Goal of the exercise →
Filter these entries, keeping only lines that hold the word "this".

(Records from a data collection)
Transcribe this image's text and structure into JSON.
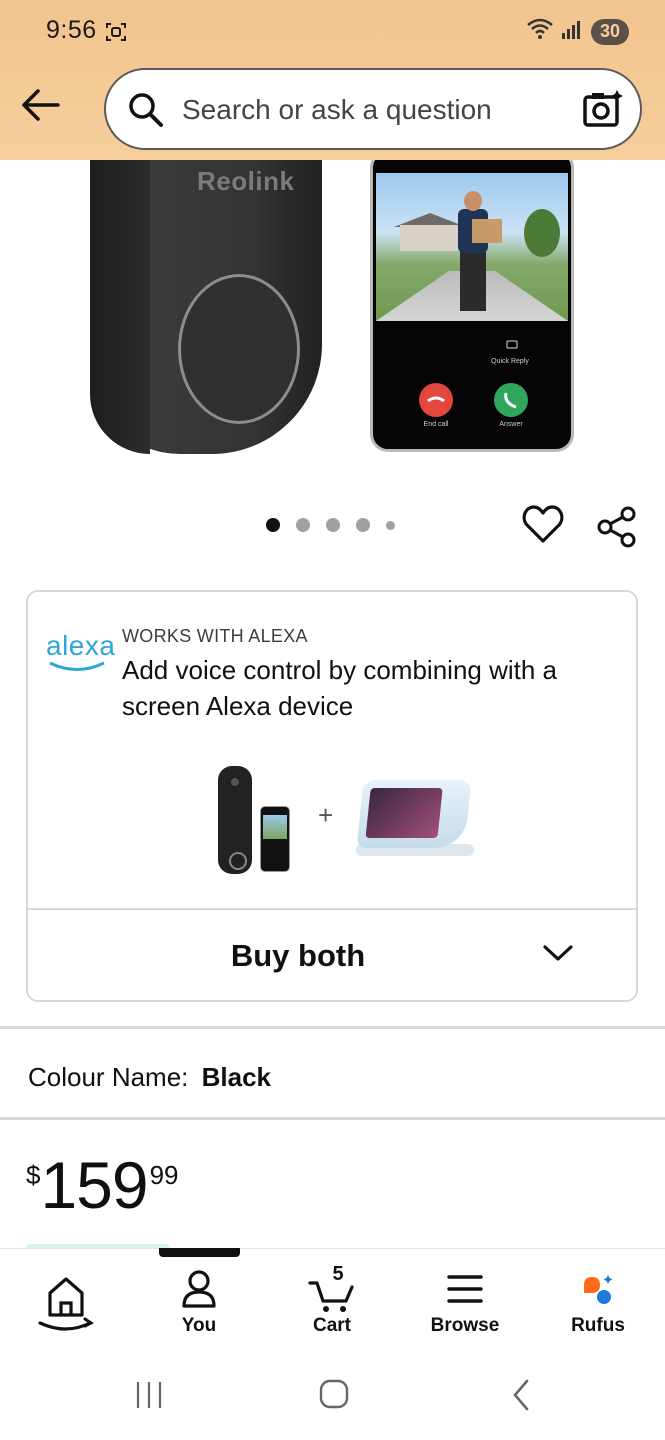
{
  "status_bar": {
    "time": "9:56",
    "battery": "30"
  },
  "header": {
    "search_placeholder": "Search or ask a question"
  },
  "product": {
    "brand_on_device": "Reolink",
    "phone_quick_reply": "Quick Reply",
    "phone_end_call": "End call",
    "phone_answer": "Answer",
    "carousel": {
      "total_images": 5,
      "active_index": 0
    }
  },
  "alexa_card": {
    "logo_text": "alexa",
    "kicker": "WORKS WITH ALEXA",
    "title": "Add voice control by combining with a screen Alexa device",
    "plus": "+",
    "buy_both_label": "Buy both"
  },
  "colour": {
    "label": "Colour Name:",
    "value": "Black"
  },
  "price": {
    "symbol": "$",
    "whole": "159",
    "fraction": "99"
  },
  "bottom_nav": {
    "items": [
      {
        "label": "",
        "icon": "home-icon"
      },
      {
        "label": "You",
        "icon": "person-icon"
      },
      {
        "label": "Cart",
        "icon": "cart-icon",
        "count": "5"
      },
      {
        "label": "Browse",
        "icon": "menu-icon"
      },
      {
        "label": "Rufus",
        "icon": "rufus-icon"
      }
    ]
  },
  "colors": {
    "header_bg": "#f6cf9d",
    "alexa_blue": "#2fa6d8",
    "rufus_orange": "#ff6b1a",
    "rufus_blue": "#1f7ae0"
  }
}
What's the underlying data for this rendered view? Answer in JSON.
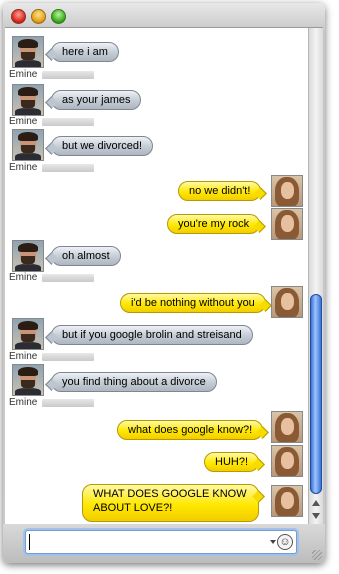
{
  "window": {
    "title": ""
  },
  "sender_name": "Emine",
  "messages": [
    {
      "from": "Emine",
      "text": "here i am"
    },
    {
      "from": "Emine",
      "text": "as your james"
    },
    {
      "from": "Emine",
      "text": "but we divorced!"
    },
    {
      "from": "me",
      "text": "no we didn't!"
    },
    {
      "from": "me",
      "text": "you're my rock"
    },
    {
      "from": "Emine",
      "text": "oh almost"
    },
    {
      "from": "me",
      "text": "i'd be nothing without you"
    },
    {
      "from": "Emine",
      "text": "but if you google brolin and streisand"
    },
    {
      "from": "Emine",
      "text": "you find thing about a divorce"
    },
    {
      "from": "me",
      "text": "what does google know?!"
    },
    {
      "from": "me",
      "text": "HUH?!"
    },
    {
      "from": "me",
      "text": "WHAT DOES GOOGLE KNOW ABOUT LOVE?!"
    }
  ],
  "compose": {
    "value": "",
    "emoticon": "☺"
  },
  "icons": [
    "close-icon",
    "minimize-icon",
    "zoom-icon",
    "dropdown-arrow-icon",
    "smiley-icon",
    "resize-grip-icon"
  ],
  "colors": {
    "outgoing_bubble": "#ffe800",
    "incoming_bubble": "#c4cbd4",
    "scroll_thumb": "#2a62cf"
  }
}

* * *

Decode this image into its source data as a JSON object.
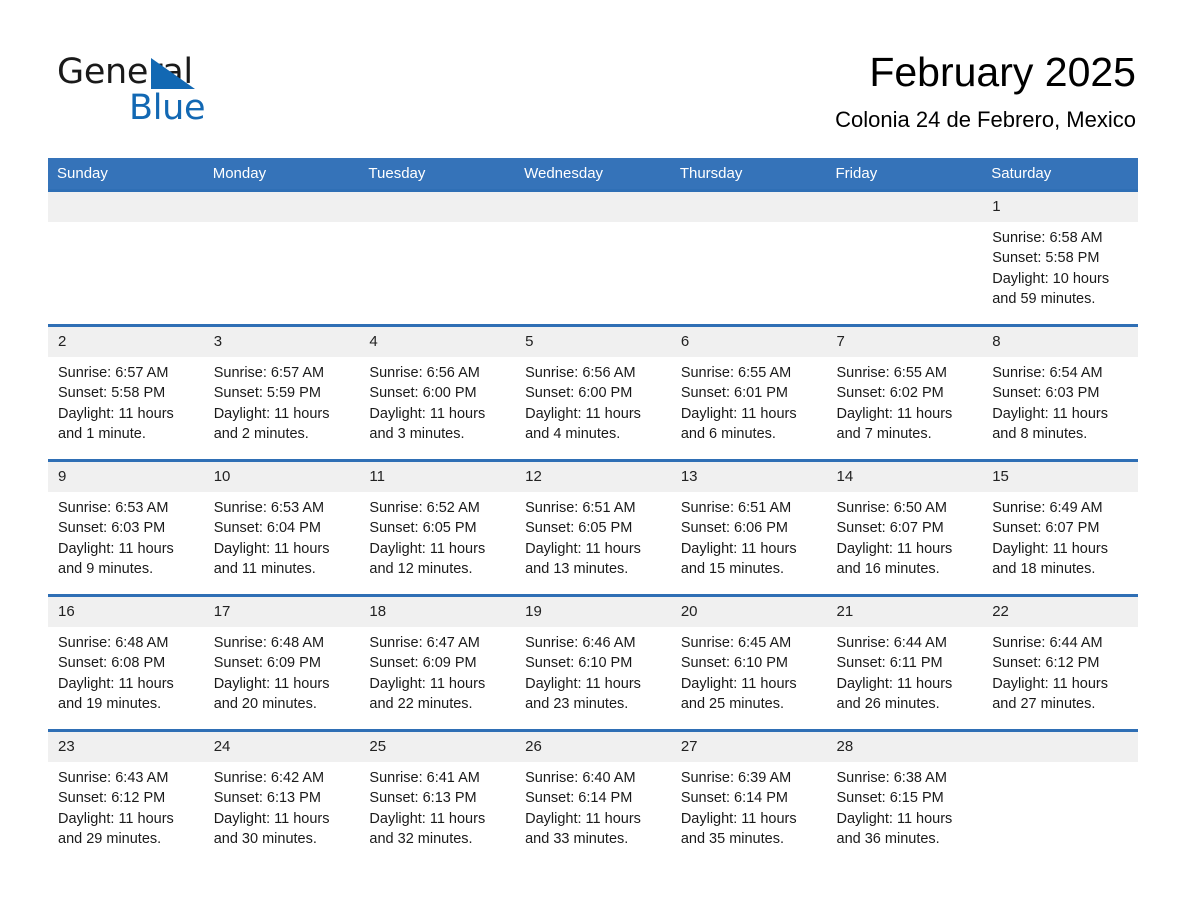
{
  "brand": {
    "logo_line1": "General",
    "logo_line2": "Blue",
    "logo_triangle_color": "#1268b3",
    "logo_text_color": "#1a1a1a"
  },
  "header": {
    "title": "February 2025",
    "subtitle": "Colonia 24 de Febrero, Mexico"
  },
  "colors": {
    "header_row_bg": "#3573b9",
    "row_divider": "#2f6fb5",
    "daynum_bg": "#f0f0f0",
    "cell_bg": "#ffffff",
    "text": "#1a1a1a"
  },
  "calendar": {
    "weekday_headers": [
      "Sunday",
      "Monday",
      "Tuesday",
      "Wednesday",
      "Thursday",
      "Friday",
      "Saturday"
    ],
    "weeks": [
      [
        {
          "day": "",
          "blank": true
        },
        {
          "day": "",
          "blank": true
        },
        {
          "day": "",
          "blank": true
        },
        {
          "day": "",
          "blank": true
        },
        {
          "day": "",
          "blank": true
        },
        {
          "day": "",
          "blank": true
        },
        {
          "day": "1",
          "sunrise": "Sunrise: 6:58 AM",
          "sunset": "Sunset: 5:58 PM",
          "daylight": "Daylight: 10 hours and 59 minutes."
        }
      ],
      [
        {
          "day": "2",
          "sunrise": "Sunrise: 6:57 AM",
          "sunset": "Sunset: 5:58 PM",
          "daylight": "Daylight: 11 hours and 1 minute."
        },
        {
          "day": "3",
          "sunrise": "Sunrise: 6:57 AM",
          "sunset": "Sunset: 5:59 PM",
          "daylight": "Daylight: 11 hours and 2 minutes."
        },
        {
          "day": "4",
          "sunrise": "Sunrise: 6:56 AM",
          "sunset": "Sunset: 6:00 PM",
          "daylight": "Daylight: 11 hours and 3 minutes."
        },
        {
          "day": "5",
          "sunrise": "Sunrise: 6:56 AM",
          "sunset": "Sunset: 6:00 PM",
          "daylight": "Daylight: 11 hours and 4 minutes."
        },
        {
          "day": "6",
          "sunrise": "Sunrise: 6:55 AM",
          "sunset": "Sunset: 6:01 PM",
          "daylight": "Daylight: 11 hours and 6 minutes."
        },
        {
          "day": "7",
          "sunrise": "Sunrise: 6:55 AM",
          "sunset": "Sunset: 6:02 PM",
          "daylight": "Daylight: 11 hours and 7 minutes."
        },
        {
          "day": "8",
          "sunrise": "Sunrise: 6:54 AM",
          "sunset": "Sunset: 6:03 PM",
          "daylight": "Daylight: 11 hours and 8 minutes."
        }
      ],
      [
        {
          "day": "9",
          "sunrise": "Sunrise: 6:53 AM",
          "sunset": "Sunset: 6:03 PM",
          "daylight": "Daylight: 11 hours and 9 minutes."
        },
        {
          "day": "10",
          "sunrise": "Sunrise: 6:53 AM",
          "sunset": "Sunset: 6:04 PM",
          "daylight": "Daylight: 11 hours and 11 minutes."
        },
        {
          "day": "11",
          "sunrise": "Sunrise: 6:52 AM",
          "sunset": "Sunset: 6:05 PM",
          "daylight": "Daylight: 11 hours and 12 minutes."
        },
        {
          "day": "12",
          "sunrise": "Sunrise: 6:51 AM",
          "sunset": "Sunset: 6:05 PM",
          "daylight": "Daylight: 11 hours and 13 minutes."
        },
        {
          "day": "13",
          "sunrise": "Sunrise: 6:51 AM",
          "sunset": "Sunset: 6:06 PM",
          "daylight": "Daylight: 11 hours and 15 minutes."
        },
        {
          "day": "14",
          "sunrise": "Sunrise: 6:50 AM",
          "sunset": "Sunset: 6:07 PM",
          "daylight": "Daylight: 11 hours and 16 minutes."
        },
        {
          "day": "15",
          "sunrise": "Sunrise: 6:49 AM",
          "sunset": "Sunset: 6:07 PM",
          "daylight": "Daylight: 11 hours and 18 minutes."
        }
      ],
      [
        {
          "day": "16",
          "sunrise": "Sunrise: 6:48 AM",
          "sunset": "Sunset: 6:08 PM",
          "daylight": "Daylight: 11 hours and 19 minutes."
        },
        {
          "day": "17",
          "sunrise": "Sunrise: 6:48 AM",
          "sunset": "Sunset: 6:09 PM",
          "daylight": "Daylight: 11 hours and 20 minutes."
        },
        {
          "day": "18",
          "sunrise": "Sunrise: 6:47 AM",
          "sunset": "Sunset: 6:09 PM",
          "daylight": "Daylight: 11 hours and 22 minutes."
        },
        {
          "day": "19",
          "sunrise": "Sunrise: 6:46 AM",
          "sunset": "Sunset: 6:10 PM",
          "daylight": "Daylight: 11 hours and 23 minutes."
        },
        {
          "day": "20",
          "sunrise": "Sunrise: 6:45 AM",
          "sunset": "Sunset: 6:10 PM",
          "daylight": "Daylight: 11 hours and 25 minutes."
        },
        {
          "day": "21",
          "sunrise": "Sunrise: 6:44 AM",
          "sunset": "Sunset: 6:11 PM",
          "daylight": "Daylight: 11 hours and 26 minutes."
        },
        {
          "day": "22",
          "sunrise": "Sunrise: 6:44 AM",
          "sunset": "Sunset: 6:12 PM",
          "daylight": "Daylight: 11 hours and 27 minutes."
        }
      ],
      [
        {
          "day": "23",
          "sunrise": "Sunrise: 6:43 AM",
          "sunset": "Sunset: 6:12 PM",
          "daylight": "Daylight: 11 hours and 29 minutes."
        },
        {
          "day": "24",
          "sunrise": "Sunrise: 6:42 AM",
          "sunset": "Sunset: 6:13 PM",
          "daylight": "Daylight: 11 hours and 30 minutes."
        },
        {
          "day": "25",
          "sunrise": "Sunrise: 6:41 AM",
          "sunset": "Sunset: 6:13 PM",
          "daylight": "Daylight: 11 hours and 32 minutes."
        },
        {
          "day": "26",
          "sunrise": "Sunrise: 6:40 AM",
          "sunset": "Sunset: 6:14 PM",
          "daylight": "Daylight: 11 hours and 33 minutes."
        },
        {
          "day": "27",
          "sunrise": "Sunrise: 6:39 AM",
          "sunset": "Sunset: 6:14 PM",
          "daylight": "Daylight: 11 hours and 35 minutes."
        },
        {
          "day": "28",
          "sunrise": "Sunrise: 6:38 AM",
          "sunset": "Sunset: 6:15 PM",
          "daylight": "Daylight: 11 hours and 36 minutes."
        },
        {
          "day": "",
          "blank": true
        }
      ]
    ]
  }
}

Output of the task →
Transcribe this image's text and structure into JSON.
What's the underlying data for this rendered view? Answer in JSON.
Decode this image into its source data as a JSON object.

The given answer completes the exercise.